Task instructions: The answer should be each line of the records that contains the word "value"; please copy them all.
Input for this task Start Marker
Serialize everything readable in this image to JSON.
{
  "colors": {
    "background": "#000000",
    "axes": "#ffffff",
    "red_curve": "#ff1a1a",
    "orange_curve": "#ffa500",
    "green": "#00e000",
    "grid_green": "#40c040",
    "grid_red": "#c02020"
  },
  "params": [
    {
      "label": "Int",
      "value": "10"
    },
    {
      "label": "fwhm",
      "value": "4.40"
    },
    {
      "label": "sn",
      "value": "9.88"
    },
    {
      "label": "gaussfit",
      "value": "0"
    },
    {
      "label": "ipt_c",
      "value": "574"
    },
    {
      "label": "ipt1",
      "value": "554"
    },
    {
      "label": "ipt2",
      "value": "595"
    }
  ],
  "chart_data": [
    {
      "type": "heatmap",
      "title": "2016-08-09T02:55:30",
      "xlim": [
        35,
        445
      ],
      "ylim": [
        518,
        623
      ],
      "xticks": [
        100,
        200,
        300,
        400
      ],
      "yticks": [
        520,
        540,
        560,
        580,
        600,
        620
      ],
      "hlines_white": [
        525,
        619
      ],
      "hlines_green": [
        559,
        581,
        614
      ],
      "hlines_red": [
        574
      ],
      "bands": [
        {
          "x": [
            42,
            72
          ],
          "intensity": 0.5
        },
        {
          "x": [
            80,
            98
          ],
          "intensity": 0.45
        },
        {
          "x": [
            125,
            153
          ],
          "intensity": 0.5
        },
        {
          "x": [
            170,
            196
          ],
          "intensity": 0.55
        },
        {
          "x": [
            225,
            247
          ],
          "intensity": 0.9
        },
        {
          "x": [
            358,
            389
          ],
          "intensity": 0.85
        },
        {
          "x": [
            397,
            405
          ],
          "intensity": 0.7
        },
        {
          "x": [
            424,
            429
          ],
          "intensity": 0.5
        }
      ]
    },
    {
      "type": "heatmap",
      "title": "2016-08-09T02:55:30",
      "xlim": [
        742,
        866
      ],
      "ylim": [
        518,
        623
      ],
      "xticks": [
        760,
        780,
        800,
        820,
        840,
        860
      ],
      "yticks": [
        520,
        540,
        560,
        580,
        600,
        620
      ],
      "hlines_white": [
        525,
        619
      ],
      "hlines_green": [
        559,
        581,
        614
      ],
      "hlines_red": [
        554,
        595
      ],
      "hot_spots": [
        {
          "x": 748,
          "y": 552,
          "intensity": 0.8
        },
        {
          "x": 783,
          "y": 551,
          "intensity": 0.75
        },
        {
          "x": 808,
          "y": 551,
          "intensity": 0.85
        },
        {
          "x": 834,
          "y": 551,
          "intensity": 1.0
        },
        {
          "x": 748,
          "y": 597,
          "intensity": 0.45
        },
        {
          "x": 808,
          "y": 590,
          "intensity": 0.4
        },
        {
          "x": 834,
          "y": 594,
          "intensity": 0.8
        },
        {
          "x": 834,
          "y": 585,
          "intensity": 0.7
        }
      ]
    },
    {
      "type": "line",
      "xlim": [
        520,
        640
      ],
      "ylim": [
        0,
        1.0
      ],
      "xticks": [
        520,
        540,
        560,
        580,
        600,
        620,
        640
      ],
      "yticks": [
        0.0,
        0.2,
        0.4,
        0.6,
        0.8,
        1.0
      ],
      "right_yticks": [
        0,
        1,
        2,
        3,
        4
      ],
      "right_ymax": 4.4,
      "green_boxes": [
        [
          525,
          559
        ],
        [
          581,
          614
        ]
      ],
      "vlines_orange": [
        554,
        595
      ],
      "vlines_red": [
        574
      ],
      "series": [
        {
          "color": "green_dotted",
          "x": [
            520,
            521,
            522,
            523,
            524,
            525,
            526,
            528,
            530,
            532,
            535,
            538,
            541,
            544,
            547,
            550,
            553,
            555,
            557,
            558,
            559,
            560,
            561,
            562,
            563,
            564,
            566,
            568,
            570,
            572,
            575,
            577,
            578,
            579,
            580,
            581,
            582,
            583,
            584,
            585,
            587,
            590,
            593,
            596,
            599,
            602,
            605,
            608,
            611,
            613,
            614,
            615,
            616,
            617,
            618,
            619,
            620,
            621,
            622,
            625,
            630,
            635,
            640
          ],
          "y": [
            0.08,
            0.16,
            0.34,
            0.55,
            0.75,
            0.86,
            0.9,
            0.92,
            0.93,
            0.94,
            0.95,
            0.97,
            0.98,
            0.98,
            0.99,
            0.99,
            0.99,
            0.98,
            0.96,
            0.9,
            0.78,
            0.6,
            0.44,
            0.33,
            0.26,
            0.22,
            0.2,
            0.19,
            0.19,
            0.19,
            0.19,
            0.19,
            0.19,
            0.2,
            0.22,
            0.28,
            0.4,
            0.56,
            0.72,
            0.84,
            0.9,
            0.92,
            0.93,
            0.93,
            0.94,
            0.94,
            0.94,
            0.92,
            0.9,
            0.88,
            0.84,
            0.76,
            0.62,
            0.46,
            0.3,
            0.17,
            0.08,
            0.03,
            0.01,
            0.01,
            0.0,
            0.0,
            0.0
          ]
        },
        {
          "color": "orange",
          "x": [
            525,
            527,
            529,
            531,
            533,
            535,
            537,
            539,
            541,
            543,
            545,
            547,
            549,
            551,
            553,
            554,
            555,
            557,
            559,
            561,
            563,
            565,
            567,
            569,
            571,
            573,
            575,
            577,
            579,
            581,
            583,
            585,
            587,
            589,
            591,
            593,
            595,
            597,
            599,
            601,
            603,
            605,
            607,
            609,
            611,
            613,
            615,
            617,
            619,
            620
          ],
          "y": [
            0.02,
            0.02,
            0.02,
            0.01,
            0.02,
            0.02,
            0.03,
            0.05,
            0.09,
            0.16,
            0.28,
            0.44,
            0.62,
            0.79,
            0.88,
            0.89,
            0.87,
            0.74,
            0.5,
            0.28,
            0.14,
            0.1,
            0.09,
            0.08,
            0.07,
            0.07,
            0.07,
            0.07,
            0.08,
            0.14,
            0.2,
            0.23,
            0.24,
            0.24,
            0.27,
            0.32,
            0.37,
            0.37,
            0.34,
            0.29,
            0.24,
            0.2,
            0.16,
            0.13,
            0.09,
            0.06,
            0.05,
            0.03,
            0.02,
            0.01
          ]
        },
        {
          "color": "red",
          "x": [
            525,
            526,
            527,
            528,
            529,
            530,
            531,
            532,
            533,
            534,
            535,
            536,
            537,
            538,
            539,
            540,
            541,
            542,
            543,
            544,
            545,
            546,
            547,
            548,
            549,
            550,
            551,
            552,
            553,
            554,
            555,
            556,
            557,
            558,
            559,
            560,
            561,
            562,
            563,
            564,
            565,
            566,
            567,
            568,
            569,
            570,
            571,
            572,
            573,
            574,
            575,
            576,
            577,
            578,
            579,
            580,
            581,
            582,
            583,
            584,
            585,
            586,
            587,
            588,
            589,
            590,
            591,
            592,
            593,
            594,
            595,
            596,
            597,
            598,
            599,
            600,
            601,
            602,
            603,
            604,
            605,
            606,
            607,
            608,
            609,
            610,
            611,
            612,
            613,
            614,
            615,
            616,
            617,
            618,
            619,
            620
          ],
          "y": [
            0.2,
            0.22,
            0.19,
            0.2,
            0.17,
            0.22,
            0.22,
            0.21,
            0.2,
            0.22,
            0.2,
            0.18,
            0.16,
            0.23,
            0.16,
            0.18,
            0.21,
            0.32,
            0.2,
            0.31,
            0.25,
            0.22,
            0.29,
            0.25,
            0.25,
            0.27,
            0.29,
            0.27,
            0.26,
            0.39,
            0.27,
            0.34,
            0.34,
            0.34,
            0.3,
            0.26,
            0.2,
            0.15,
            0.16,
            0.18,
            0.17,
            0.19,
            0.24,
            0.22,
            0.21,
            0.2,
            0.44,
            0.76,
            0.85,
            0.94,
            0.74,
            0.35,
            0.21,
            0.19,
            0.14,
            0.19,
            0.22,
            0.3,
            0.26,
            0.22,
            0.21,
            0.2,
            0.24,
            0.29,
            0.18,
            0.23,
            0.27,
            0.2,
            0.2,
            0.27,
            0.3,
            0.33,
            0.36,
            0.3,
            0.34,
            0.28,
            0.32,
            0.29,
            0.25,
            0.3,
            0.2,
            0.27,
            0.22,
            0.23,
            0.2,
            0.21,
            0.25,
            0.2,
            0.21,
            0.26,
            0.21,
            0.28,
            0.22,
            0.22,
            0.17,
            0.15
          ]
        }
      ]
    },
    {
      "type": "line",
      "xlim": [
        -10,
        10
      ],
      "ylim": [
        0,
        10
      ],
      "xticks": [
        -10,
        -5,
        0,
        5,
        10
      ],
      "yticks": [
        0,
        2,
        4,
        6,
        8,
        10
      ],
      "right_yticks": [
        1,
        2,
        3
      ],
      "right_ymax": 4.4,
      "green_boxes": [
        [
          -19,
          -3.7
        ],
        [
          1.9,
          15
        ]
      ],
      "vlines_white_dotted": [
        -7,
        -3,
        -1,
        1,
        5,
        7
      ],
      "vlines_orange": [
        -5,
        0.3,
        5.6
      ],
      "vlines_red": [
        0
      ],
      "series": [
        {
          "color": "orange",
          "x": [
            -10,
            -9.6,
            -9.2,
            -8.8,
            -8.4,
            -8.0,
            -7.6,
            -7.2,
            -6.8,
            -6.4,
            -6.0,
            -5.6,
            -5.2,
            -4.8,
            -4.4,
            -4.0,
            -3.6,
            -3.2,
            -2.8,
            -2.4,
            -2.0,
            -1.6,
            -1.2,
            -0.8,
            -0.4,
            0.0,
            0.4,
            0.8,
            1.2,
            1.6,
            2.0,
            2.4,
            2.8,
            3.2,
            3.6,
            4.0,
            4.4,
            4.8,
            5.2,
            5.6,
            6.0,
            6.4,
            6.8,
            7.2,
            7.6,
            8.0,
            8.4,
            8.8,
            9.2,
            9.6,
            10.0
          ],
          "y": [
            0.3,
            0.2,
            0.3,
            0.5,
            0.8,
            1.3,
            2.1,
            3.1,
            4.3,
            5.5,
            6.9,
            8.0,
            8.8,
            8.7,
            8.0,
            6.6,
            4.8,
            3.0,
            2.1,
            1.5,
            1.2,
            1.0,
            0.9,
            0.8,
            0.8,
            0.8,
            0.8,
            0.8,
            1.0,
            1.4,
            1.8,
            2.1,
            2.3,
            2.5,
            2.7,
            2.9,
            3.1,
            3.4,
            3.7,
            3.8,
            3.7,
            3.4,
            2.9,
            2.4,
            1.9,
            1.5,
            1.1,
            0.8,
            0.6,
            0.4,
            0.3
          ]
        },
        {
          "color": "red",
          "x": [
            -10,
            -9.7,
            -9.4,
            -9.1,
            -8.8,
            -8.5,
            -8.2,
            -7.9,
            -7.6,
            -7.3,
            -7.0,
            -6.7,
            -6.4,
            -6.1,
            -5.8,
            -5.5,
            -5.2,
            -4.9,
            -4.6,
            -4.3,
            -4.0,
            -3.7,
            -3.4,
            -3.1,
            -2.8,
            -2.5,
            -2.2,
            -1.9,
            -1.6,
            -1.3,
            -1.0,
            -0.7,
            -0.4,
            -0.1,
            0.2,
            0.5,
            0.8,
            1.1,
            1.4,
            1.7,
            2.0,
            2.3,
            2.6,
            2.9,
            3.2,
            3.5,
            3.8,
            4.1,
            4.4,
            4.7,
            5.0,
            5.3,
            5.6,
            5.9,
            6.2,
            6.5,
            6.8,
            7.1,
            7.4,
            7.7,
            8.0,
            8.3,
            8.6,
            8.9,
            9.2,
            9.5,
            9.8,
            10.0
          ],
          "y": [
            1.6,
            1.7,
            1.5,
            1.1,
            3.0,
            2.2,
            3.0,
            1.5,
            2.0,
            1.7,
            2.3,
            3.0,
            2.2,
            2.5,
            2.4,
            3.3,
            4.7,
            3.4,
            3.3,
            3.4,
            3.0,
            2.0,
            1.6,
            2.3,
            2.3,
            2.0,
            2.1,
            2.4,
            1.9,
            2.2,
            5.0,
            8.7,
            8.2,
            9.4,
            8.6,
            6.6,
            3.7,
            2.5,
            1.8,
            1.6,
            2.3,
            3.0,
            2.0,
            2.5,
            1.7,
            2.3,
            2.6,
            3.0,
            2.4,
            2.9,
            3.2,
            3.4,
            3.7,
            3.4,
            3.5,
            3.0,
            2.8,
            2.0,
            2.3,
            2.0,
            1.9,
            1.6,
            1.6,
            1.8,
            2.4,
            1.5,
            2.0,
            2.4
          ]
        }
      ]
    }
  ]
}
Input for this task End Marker
Completed task:
      "value": "10"
      "value": "4.40"
      "value": "9.88"
      "value": "0"
      "value": "574"
      "value": "554"
      "value": "595"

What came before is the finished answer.